Tell how many lines of the data below have the string "玫瑰清香" in them. Say nothing more.

[Start of Attachment]

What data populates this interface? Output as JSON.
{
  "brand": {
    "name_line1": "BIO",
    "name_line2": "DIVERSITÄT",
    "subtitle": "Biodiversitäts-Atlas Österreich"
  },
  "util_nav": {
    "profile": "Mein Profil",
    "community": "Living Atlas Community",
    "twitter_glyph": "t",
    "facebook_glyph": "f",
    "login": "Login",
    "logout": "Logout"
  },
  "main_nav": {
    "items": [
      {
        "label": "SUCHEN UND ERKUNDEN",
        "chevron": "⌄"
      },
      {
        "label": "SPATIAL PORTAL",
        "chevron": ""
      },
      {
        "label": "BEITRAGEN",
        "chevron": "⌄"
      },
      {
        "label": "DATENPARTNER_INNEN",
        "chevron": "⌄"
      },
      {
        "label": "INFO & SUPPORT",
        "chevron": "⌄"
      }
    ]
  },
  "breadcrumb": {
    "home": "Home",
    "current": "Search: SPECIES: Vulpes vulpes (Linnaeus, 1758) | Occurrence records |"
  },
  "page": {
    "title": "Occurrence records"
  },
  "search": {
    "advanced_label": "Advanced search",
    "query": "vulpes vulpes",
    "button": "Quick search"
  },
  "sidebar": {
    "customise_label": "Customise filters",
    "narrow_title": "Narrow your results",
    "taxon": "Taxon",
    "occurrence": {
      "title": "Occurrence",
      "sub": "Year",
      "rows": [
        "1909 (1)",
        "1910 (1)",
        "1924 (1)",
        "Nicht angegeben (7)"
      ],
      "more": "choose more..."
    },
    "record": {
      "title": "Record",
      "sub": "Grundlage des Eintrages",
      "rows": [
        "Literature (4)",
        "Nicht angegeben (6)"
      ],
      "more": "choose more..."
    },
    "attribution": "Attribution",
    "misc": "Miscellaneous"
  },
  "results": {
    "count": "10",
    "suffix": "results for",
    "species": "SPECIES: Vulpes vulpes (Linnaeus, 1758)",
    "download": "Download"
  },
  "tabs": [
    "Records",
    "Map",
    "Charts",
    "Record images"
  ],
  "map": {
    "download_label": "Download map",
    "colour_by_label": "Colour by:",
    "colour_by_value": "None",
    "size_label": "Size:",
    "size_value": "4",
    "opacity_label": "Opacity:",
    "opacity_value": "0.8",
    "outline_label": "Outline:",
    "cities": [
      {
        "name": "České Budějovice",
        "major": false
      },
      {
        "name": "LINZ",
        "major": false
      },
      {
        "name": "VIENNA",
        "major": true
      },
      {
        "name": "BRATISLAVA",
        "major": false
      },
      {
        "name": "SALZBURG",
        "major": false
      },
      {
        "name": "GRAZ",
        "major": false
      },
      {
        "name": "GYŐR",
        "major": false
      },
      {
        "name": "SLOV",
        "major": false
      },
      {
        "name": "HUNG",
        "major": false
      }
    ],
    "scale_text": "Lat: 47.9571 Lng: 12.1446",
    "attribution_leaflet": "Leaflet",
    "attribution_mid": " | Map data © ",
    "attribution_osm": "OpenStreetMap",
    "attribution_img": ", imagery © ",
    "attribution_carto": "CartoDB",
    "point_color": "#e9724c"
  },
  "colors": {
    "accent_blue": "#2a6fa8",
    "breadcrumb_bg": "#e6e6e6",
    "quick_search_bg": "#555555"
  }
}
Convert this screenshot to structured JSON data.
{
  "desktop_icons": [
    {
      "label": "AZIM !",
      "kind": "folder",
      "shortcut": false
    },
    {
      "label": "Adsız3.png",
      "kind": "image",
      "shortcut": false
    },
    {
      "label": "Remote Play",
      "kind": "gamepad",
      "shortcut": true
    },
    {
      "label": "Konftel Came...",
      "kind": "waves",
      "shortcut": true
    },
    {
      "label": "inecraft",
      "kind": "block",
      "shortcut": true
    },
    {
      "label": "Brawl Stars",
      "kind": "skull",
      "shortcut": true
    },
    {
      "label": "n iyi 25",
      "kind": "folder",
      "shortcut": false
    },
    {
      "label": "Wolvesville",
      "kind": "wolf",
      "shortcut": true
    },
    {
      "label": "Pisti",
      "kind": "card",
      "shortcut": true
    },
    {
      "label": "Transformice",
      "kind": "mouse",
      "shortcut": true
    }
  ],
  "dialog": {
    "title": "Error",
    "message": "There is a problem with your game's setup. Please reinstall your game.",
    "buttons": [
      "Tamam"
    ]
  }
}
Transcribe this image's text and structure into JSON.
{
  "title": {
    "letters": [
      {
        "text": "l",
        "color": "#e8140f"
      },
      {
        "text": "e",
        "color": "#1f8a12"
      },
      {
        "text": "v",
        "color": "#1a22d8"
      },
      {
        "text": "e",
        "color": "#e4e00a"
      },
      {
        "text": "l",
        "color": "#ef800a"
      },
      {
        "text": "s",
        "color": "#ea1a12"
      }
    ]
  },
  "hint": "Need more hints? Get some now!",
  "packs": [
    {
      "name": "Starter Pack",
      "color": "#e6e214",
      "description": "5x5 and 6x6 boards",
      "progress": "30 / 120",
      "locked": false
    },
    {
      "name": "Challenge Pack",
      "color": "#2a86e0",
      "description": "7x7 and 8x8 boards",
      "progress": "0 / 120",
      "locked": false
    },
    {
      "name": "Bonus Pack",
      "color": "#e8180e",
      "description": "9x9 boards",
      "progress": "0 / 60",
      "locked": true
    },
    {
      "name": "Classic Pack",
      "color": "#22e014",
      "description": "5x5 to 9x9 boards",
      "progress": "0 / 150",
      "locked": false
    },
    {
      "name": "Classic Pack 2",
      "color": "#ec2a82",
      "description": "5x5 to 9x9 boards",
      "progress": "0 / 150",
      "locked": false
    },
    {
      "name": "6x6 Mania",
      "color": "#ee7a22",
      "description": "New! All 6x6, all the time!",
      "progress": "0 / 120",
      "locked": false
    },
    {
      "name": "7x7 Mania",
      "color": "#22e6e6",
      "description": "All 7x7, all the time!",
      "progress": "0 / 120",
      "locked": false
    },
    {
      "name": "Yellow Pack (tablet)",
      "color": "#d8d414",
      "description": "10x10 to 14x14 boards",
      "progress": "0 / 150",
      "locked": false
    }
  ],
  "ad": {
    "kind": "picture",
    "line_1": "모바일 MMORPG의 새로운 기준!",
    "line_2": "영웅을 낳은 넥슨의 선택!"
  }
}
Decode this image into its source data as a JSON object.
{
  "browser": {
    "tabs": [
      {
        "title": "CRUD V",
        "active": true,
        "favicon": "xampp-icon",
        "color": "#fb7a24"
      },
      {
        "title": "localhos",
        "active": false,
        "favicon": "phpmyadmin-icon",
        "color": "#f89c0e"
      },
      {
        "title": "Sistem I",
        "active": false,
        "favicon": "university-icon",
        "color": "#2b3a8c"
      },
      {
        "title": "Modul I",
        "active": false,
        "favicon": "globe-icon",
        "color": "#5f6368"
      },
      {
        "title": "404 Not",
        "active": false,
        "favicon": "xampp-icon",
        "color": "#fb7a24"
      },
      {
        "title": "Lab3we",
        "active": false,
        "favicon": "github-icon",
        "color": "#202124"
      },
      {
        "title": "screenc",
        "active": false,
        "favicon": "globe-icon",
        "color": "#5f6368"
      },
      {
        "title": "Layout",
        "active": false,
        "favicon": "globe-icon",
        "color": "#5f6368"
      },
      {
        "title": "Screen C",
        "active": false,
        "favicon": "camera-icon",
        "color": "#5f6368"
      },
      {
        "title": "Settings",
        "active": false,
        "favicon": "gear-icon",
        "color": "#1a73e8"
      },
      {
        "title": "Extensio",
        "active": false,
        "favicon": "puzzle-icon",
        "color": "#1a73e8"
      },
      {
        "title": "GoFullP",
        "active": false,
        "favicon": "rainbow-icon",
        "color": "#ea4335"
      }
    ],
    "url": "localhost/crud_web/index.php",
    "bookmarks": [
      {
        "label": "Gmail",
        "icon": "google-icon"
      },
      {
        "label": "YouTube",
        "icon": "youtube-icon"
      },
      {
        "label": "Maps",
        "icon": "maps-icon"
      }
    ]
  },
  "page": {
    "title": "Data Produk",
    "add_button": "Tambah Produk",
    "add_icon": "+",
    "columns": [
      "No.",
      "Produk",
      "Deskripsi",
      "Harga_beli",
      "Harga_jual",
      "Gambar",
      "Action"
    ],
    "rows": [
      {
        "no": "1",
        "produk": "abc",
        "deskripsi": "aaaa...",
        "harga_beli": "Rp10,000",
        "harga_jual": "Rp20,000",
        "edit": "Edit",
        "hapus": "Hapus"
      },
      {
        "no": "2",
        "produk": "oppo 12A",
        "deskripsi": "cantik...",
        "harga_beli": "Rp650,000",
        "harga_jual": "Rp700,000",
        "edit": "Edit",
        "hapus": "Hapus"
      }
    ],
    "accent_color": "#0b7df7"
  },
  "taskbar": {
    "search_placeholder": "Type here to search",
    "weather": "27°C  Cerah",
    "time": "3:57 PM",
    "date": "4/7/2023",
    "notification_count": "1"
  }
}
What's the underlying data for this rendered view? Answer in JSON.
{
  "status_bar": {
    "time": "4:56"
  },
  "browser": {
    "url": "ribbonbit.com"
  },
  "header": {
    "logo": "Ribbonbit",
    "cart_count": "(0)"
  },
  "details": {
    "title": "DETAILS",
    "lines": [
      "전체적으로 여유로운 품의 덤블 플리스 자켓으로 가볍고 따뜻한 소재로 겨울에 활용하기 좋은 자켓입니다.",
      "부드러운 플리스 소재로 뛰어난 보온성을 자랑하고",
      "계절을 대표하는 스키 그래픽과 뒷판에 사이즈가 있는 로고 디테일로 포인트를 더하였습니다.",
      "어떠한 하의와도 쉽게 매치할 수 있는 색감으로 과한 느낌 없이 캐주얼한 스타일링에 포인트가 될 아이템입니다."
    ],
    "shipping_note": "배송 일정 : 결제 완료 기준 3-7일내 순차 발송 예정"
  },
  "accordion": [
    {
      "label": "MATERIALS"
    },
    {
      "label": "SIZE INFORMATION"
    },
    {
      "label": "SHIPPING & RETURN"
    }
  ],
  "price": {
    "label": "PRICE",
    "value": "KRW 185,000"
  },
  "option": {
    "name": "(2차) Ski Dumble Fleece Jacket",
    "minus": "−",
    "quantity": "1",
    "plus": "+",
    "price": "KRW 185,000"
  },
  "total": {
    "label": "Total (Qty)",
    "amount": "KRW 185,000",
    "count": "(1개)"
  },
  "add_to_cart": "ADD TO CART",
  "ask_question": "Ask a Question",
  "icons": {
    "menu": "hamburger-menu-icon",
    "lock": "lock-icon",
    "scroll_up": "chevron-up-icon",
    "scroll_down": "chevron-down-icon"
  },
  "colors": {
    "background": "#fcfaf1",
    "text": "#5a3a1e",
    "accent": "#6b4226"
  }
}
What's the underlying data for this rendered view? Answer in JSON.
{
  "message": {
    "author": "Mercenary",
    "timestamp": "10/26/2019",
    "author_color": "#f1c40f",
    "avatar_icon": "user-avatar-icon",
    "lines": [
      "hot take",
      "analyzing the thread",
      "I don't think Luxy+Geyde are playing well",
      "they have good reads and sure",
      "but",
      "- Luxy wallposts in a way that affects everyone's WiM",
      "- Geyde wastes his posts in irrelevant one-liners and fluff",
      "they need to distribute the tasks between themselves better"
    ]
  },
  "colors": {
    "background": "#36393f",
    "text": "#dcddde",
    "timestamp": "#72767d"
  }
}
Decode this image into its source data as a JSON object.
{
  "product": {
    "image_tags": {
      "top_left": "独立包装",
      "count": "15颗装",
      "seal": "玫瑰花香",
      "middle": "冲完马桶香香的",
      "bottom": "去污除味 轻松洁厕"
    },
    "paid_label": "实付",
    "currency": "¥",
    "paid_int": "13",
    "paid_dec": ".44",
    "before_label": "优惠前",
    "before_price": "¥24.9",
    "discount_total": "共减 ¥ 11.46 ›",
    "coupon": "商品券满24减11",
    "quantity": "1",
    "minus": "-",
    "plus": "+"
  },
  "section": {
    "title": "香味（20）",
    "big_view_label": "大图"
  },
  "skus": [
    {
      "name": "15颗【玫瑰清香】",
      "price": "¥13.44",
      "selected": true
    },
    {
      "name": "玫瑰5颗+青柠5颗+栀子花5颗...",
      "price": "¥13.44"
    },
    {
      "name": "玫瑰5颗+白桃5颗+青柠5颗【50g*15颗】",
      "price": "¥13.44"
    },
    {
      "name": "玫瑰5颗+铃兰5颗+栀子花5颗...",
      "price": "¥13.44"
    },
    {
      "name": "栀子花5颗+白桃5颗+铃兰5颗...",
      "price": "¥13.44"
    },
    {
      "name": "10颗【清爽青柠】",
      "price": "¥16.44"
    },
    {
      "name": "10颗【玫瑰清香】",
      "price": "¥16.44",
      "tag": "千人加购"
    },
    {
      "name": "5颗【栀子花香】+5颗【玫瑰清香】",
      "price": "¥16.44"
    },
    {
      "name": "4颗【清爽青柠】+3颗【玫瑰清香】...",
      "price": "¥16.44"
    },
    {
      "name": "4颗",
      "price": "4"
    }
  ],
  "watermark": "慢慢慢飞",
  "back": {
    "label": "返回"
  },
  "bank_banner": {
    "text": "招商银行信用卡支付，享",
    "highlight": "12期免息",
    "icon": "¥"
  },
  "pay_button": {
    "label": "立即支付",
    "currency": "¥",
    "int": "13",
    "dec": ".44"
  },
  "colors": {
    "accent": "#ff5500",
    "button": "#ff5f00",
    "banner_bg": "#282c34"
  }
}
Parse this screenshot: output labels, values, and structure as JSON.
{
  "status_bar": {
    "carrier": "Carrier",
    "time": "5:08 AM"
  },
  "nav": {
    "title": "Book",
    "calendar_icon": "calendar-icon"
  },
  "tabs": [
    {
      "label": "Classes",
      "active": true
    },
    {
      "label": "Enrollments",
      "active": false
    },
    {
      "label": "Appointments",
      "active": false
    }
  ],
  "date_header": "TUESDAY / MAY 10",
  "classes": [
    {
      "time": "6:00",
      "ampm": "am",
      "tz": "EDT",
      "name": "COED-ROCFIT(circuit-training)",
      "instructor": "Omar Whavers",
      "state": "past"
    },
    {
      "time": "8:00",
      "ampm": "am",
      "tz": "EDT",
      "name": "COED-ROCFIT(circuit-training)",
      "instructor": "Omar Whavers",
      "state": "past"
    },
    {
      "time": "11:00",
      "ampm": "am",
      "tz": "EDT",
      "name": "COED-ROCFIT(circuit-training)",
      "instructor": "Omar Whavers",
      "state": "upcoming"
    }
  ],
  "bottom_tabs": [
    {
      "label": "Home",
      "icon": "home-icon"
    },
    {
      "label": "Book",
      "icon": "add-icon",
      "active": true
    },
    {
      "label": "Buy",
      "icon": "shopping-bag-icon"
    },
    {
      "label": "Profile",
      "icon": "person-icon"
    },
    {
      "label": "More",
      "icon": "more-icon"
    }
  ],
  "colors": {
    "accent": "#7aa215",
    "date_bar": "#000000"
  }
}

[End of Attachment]

** RESULT OF THE TASK **
4